“This is pleasing to God.” How often do we Christians ask ourselves what specifically we can do to be in God’s will? And yet this Scripture could not be more direct — God is pleased with us when we put feet to our faith and care for the previous generation.
Kay’s Uncle Buford and her Aunt Frances, both widowed, childless, and not related to each other, were not specifically spelled out in those verses. But their love and generosity toward both of us over the years made us feel they were included in God’s command. Moving three 90-something seniors to where we were was out of the question.
Within a few days of beginning to pray, we knew God was saying “GET READY TO GO BACK TO TEXAS.” Since Garland was the epicenter of the elder-care issue, we knew what city was attached to the call.
No more than a few weeks later, the Lord fashioned within our minds a vision for our own evangelical book-publishing company and marriage-enrichment ministry based in Garland.
Several months afterward, the opportunity arose to purchase Hannibal Books from its founders, Jim and Marti Hefley of Hannibal, Mo. We were awestruck by God’s timing.
“We’ll change the company name as soon as the sale is complete,” we told each other. That was before we discovered that Hannibal and its line of books had a strong following that we did not want to abandon.
So we moved Hannibal, Mo.’s publishing pride and joy — name and all — to our new hometown of Garland, Texas. I sometimes joke that this move required a 250-step business plan, as we juggled such tedious matters as reincorporating a business in a new state and change-of-address notices to our sizable customer base. Add to that the complications of buying and selling houses, finding new doctors, and transferring records. Sometimes it seemed a nightmare of the worst proportions.
Along the way, God taught us more about his faithfulness as he helped us enact each of the 250 steps in the plan.
Now, we’re comfortably resettled in Garland’s historic district. Our home backs up to the high school Kay attended. From our front porch she can see her old elementary school, the church of her childhood, her parents’ home, and the sidewalk where she scraped her knee when learning to roller skate. People here have been welcoming. Reconnecting with the great saints of God that were influential in Kay’s growing-up years blesses both of us. It has been a wonderful way for her to reconnect with her heritage. It’s been a great place to do business and ministry while meeting the needs of those we came to serve.
Juggling doctor and dentist appointments alongside endless trips to the pharmacy, grocery store and Wal-Mart isn’t always easy. We sometimes feel our main social lives consist of attending funerals and 90th-birthday celebrations for Kay’s mother’s friends. But God’s grace keeps us going.

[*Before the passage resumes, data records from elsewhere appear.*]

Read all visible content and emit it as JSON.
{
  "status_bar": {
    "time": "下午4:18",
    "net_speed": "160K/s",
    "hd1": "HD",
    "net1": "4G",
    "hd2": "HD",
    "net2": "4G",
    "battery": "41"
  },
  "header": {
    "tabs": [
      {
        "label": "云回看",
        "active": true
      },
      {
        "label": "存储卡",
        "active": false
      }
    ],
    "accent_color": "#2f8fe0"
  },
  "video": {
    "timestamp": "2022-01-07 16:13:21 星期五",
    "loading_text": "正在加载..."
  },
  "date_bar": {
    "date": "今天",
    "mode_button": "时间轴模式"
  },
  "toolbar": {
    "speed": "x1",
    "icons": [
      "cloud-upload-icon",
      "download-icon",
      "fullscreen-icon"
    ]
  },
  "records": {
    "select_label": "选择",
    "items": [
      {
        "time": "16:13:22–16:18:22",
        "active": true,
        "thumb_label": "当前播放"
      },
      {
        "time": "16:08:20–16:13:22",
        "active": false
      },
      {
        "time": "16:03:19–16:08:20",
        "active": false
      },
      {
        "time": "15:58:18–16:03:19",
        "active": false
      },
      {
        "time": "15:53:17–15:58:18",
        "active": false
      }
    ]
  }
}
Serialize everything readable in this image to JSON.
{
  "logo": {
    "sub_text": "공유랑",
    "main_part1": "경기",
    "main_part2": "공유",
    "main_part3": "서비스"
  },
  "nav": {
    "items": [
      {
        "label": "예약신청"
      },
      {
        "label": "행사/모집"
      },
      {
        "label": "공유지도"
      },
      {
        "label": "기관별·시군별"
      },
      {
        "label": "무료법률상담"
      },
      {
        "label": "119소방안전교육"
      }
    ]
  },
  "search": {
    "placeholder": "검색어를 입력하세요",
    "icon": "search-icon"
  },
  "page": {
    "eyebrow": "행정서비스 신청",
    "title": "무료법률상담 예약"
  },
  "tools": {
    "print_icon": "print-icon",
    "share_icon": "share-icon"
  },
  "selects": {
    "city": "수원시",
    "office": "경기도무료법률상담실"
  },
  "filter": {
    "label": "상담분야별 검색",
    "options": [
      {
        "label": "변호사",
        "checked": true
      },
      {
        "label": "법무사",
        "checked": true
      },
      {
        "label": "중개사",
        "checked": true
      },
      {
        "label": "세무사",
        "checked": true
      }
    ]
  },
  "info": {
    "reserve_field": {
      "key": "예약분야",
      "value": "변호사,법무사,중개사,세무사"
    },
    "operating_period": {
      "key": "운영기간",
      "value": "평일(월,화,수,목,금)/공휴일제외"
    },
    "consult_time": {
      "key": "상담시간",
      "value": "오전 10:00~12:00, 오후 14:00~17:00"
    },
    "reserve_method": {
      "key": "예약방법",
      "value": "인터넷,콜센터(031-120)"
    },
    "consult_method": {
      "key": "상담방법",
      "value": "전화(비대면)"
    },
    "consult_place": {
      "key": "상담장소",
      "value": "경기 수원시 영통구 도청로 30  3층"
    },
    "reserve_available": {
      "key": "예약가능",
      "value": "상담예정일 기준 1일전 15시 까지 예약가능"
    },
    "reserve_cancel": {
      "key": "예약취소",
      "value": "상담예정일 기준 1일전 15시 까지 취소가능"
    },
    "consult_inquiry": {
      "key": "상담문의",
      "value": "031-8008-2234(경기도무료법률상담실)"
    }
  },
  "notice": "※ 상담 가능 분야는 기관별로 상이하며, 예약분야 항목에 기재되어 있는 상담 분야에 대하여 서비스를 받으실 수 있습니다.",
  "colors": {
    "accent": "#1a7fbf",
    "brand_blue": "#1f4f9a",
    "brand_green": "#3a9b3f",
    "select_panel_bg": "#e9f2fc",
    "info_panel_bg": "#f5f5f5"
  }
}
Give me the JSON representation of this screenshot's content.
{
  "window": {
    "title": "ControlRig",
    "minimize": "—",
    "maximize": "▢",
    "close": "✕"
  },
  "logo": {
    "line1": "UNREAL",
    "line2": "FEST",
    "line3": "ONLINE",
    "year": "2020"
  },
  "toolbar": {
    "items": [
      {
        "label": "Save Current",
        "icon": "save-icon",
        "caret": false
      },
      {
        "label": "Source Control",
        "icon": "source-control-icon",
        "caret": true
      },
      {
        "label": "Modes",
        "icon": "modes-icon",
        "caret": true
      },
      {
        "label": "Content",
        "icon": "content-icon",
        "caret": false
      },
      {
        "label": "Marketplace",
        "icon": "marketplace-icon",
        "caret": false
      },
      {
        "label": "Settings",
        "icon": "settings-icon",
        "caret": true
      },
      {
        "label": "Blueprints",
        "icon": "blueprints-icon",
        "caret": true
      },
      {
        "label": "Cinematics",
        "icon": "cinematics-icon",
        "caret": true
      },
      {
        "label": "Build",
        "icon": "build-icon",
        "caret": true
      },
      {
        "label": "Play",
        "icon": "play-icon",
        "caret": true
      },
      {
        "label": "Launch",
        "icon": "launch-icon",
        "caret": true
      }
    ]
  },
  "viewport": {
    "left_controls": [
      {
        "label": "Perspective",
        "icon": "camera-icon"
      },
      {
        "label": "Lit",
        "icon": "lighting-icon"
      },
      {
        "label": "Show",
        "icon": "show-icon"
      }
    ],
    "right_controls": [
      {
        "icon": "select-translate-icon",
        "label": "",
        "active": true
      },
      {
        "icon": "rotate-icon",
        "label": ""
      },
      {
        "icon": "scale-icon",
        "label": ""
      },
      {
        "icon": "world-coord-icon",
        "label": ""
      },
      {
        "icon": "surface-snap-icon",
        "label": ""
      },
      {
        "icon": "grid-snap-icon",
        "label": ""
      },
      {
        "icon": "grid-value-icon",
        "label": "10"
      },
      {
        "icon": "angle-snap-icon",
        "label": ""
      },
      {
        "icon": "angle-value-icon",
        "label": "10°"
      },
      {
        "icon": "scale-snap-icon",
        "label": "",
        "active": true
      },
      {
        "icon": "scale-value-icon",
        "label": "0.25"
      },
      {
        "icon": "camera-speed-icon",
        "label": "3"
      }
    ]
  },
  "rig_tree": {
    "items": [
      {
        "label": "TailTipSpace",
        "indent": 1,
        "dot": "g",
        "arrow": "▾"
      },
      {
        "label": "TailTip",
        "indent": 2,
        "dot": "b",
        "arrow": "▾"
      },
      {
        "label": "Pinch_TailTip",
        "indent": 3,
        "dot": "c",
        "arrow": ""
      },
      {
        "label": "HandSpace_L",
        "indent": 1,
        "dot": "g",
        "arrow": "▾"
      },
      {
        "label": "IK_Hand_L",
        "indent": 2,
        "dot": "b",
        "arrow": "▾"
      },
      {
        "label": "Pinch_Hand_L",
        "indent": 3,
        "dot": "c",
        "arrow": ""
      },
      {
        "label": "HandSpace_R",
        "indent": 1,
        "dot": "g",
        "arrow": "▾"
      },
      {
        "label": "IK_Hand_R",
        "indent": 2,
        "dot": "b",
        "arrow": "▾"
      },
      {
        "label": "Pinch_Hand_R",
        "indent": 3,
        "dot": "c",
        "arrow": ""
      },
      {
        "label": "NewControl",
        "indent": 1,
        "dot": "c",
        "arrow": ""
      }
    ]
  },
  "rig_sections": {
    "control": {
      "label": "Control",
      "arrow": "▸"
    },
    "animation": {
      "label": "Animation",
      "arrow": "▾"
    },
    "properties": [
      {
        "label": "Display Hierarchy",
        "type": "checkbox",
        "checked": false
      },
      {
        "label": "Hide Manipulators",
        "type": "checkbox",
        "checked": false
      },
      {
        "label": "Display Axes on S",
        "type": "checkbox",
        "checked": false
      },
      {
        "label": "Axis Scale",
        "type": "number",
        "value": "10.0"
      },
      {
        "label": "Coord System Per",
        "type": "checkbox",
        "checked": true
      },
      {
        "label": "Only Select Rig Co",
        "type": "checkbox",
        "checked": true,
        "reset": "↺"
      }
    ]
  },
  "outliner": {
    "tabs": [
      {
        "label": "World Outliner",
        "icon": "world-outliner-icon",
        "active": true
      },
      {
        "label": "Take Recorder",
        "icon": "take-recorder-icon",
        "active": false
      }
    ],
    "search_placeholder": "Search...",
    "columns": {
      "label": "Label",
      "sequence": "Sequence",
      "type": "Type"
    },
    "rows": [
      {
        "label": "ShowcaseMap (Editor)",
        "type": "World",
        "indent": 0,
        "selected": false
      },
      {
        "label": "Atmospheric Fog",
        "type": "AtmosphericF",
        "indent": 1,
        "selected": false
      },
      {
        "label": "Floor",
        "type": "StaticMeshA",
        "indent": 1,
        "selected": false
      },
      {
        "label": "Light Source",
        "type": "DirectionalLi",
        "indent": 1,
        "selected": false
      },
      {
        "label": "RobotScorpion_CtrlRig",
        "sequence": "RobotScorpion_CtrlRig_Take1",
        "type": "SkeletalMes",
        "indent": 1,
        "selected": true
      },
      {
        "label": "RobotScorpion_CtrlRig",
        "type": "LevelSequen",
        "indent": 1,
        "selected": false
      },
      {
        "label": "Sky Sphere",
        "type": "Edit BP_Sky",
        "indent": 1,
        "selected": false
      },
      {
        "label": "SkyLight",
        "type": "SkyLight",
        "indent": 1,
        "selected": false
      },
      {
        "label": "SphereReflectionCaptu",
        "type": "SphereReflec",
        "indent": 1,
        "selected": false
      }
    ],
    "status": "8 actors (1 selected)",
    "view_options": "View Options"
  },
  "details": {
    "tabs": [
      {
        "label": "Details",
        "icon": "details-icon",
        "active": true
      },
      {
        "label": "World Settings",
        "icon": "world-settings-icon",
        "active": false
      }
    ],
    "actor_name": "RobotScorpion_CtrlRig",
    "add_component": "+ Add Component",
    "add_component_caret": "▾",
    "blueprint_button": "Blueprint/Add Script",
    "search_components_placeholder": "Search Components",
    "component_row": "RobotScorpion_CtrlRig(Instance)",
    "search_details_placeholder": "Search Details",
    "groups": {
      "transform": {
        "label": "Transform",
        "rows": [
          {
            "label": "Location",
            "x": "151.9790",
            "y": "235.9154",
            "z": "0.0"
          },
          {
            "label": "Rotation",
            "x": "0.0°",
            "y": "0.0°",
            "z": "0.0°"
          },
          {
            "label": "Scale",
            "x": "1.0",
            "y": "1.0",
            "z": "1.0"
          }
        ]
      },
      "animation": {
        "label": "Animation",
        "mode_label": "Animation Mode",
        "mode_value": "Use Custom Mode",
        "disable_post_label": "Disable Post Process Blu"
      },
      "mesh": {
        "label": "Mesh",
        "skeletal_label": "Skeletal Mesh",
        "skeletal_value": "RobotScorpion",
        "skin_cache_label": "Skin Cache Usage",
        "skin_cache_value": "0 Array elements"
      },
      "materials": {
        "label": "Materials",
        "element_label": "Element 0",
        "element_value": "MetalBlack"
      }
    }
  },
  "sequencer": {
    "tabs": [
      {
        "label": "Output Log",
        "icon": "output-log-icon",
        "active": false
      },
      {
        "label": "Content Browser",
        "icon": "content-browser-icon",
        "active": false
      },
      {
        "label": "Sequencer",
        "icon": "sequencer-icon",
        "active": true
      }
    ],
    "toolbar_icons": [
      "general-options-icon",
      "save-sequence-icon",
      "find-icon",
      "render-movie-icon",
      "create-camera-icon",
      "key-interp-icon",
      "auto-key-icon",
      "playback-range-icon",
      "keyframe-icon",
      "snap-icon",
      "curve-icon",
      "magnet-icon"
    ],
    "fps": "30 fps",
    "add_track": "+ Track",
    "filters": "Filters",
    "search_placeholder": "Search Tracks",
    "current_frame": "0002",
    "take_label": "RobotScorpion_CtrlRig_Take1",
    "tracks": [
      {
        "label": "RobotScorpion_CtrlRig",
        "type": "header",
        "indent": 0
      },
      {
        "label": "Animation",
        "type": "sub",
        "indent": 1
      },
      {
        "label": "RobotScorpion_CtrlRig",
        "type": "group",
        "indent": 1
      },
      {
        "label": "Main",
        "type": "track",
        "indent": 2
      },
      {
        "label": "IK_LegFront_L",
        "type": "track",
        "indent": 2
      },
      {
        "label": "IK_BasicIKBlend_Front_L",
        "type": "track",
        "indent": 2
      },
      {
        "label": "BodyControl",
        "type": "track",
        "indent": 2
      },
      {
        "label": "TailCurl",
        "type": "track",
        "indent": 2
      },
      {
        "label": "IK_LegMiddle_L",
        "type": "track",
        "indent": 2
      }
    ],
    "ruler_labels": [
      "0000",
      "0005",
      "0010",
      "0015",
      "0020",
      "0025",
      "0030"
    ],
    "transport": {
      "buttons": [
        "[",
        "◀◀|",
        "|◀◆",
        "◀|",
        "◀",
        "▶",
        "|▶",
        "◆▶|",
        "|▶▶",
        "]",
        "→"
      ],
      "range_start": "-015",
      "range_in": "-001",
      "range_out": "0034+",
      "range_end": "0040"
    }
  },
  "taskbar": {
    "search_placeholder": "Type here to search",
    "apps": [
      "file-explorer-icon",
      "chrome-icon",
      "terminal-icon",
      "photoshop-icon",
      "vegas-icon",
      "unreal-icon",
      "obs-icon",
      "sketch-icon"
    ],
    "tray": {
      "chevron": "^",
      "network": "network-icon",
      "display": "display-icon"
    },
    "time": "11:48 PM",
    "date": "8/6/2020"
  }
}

The greatest blessing is knowing that the 20-somethings of the next generation — our own two children — are observing what we are doing. We hope we are role-modeling for the time the mantle falls to them to put their faith into practice as well.
The Moores can be reached at 1-800-747-0738 or [email protected]